In order to understand how cathexis works in the Freudian model, it helps to know about the id and ego. The id is the most basic component of personality, present at birth and driven by the fulfillment of basic needs; an infant exhibiting the suckling reflex, for example, is driven by the id. The ego is a component of the personality that develops over time to organize and act on thoughts, while the superego is, in essence, the critic of the mind, exerting moral guidance.
Cathexis can take a variety of forms. One of the simplest is the investment of energy in hunger. The id and ego balance each other out as the ego seeks for the most effective and acceptable way to meet the need for food communicated by the id. If the id develops a desire deemed inappropriate, the ego can repress that desire, in anticathexis, where the energy is opposed because the ego believes it is unrealistic or unhealthy. For example, many cultures have a taboo against cannibalism, and an expression of desire for human flesh from the id would be suppressed by the ego to prevent the mind from acting on it.
The mental energy of cathexis is believed to play a role in the development of desires and drives. Investment of energy in objects and ideas eats up some the energy, while excess may express in a variety of ways. Suppressing the energy can also consume large amounts of energy. People battling desires and urges they feel are inappropriate may develop exhaustion and have difficulty meeting their basic needs as a result of a decrease in mental energy.

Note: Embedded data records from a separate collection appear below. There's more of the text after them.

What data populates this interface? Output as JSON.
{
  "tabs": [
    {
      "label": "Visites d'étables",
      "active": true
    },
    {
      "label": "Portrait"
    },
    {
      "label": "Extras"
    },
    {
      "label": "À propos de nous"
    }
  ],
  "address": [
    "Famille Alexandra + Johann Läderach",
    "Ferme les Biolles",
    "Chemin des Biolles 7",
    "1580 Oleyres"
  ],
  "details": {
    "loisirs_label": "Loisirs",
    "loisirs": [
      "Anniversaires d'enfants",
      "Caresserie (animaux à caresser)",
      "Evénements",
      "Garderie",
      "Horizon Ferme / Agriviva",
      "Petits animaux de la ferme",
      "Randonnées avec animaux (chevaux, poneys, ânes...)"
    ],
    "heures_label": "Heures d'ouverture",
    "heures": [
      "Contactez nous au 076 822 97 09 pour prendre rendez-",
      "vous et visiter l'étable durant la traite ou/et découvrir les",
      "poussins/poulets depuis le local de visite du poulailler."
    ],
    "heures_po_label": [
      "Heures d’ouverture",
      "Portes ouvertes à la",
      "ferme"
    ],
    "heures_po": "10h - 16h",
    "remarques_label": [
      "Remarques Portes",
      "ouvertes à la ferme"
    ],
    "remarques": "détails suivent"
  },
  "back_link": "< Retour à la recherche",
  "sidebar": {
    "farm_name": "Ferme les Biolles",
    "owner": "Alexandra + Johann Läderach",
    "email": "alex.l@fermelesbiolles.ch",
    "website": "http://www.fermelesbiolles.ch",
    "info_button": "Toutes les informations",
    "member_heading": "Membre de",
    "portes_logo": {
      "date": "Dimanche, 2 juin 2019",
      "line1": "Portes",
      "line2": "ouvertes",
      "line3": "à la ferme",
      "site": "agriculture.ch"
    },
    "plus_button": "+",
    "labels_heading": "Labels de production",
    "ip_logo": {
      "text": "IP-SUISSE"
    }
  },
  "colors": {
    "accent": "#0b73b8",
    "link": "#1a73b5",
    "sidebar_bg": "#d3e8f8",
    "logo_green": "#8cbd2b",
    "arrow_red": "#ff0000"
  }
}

Freud's theories about psychology have been a topic of lively debate since they were introduced in the early 20th century and will continue to be topics of discussion. Later analysts have built on Freud's theories and expanded thinking about topics like cathexis, sometimes by integrating it into their own theories and sometimes by actively critiquing Freud's models. Freud's detailed and extensive work continues to have a profound impact on the psychology profession.